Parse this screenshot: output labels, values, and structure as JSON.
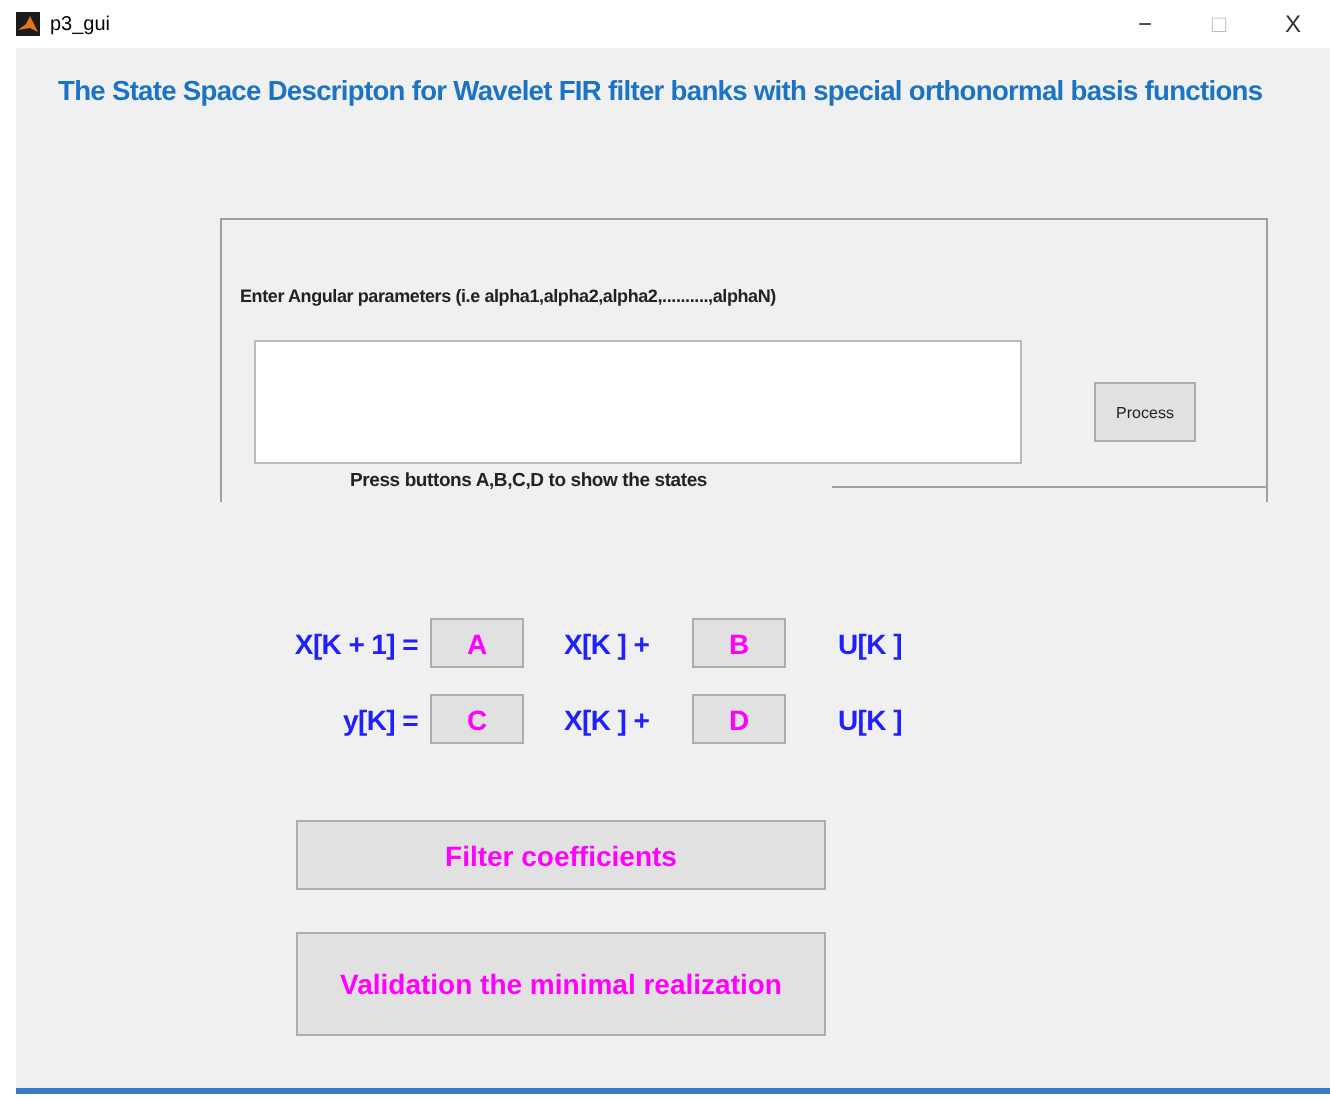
{
  "window": {
    "title": "p3_gui",
    "controls": [
      "−",
      "□",
      "X"
    ]
  },
  "heading": "The State Space Descripton for Wavelet FIR filter banks with special orthonormal basis functions",
  "panel": {
    "label": "Enter Angular parameters (i.e alpha1,alpha2,alpha2,..........,alphaN)",
    "process_button": "Process",
    "note": "Press buttons A,B,C,D to show the states"
  },
  "equations": [
    {
      "lhs": "X[K + 1] =",
      "button_1": "A",
      "middle": "X[K ]  +",
      "button_2": "B",
      "rhs": "U[K ]"
    },
    {
      "lhs": "y[K] =",
      "button_1": "C",
      "middle": "X[K ]  +",
      "button_2": "D",
      "rhs": "U[K ]"
    }
  ],
  "buttons": [
    "Filter coefficients",
    "Validation the minimal realization"
  ]
}
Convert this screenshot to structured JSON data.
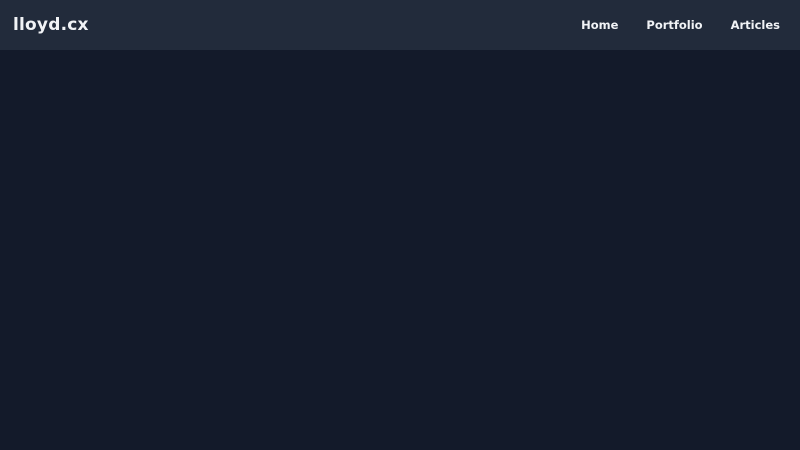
{
  "header": {
    "site_title": "lloyd.cx",
    "nav": [
      {
        "label": "Home"
      },
      {
        "label": "Portfolio"
      },
      {
        "label": "Articles"
      }
    ]
  },
  "colors": {
    "header_bg": "#222b3b",
    "page_bg": "#131a2a",
    "text": "#f1f3f6"
  }
}
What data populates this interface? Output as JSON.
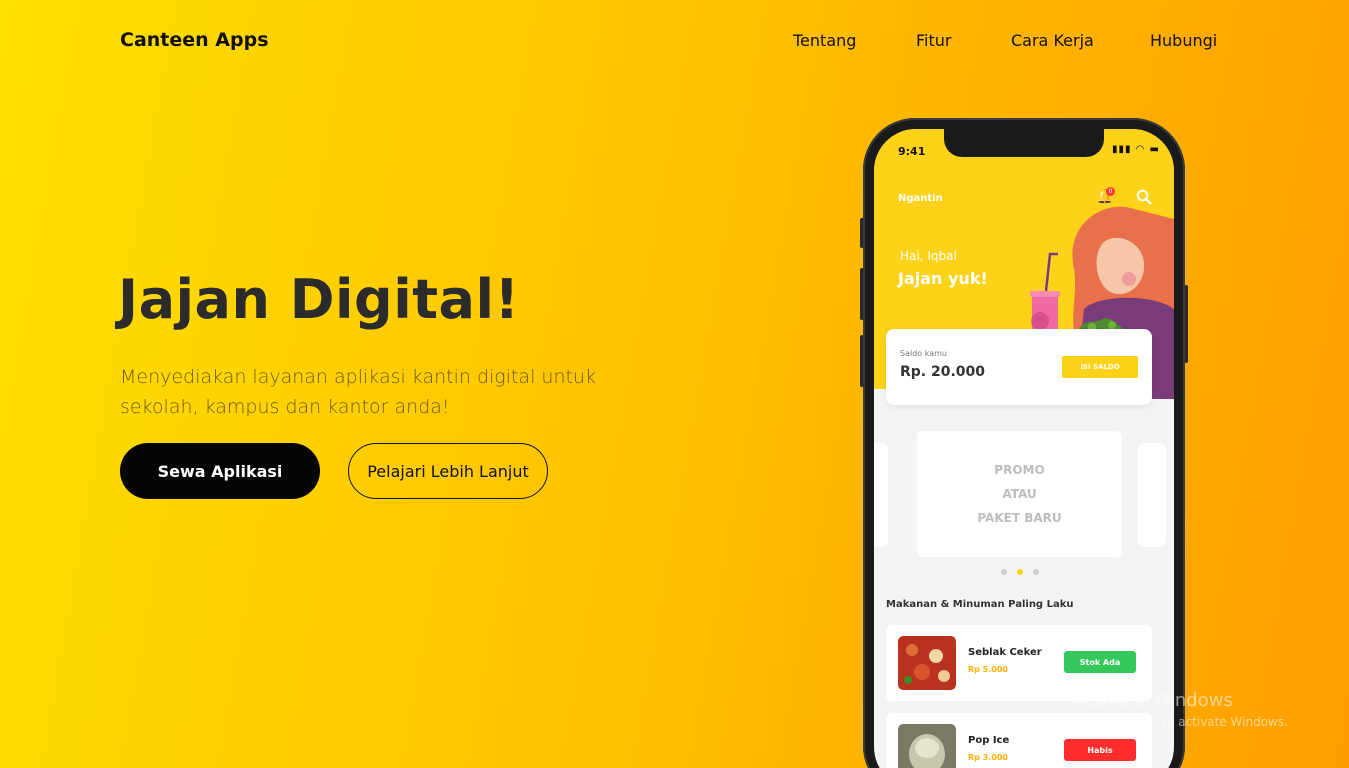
{
  "header": {
    "brand": "Canteen Apps",
    "nav": [
      "Tentang",
      "Fitur",
      "Cara Kerja",
      "Hubungi"
    ]
  },
  "hero": {
    "title": "Jajan Digital!",
    "subtitle": "Menyediakan layanan aplikasi kantin digital untuk sekolah, kampus dan kantor anda!",
    "primary_button": "Sewa Aplikasi",
    "secondary_button": "Pelajari Lebih Lanjut"
  },
  "phone": {
    "time": "9:41",
    "status_icons": "▮▮▮ ◠ ▬",
    "app_name": "Ngantin",
    "notification_count": "0",
    "greeting": "Hai, Iqbal",
    "greeting_cta": "Jajan yuk!",
    "balance": {
      "label": "Saldo kamu",
      "value": "Rp. 20.000",
      "button": "ISI SALDO"
    },
    "promo": {
      "line1": "PROMO",
      "line2": "ATAU",
      "line3": "PAKET BARU"
    },
    "carousel_active_index": 1,
    "section_title": "Makanan & Minuman Paling Laku",
    "items": [
      {
        "name": "Seblak Ceker",
        "price": "Rp 5.000",
        "status": "Stok Ada",
        "status_color": "#34c759"
      },
      {
        "name": "Pop Ice",
        "price": "Rp 3.000",
        "status": "Habis",
        "status_color": "#ff2d2d"
      }
    ],
    "colors": {
      "accent": "#ffd21a",
      "price": "#f5b400"
    }
  },
  "watermark": {
    "title": "Activate Windows",
    "subtitle": "Go to Settings to activate Windows."
  }
}
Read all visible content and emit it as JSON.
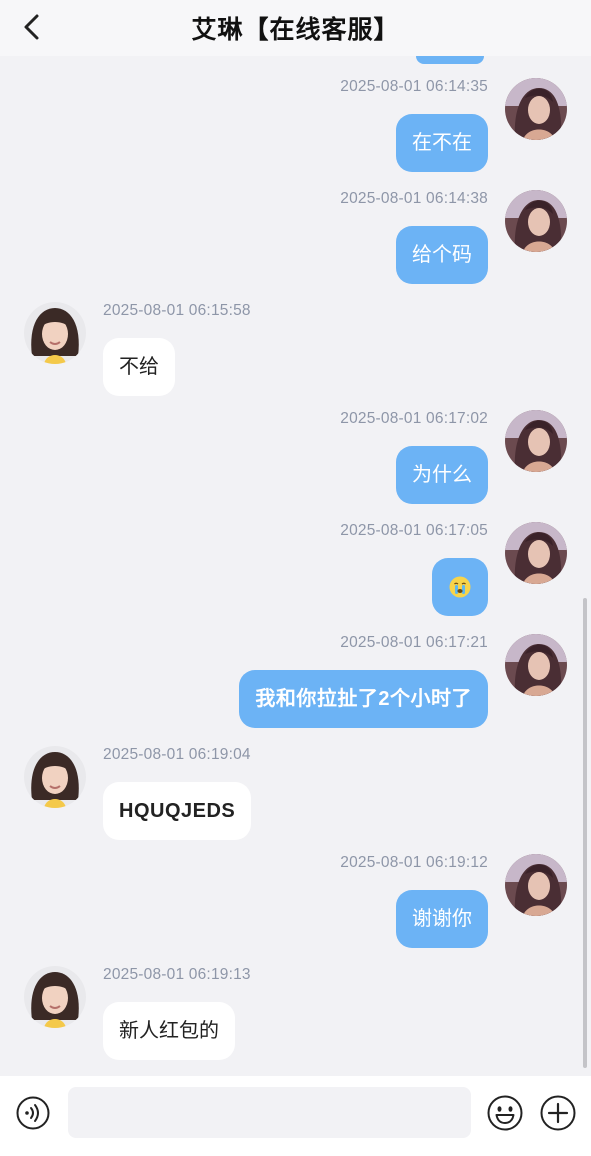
{
  "header": {
    "title": "艾琳【在线客服】"
  },
  "messages": [
    {
      "dir": "out",
      "time": "2025-08-01 06:14:35",
      "text": "在不在"
    },
    {
      "dir": "out",
      "time": "2025-08-01 06:14:38",
      "text": "给个码"
    },
    {
      "dir": "in",
      "time": "2025-08-01 06:15:58",
      "text": "不给"
    },
    {
      "dir": "out",
      "time": "2025-08-01 06:17:02",
      "text": "为什么"
    },
    {
      "dir": "out",
      "time": "2025-08-01 06:17:05",
      "text": "",
      "emoji": "crying-face"
    },
    {
      "dir": "out",
      "time": "2025-08-01 06:17:21",
      "text": "我和你拉扯了2个小时了"
    },
    {
      "dir": "in",
      "time": "2025-08-01 06:19:04",
      "text": "HQUQJEDS"
    },
    {
      "dir": "out",
      "time": "2025-08-01 06:19:12",
      "text": "谢谢你"
    },
    {
      "dir": "in",
      "time": "2025-08-01 06:19:13",
      "text": "新人红包的"
    }
  ],
  "composer": {
    "value": "",
    "placeholder": ""
  },
  "icons": {
    "back": "chevron-left-icon",
    "voice": "voice-icon",
    "emoji": "smiley-icon",
    "more": "plus-icon"
  },
  "colors": {
    "outgoing_bubble": "#6cb3f5",
    "incoming_bubble": "#ffffff",
    "background": "#f2f2f5",
    "timestamp": "#8e96a8"
  }
}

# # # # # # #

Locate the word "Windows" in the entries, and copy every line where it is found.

    "title": "Activate Windows",
    "subtitle": "Go to Settings to activate Windows."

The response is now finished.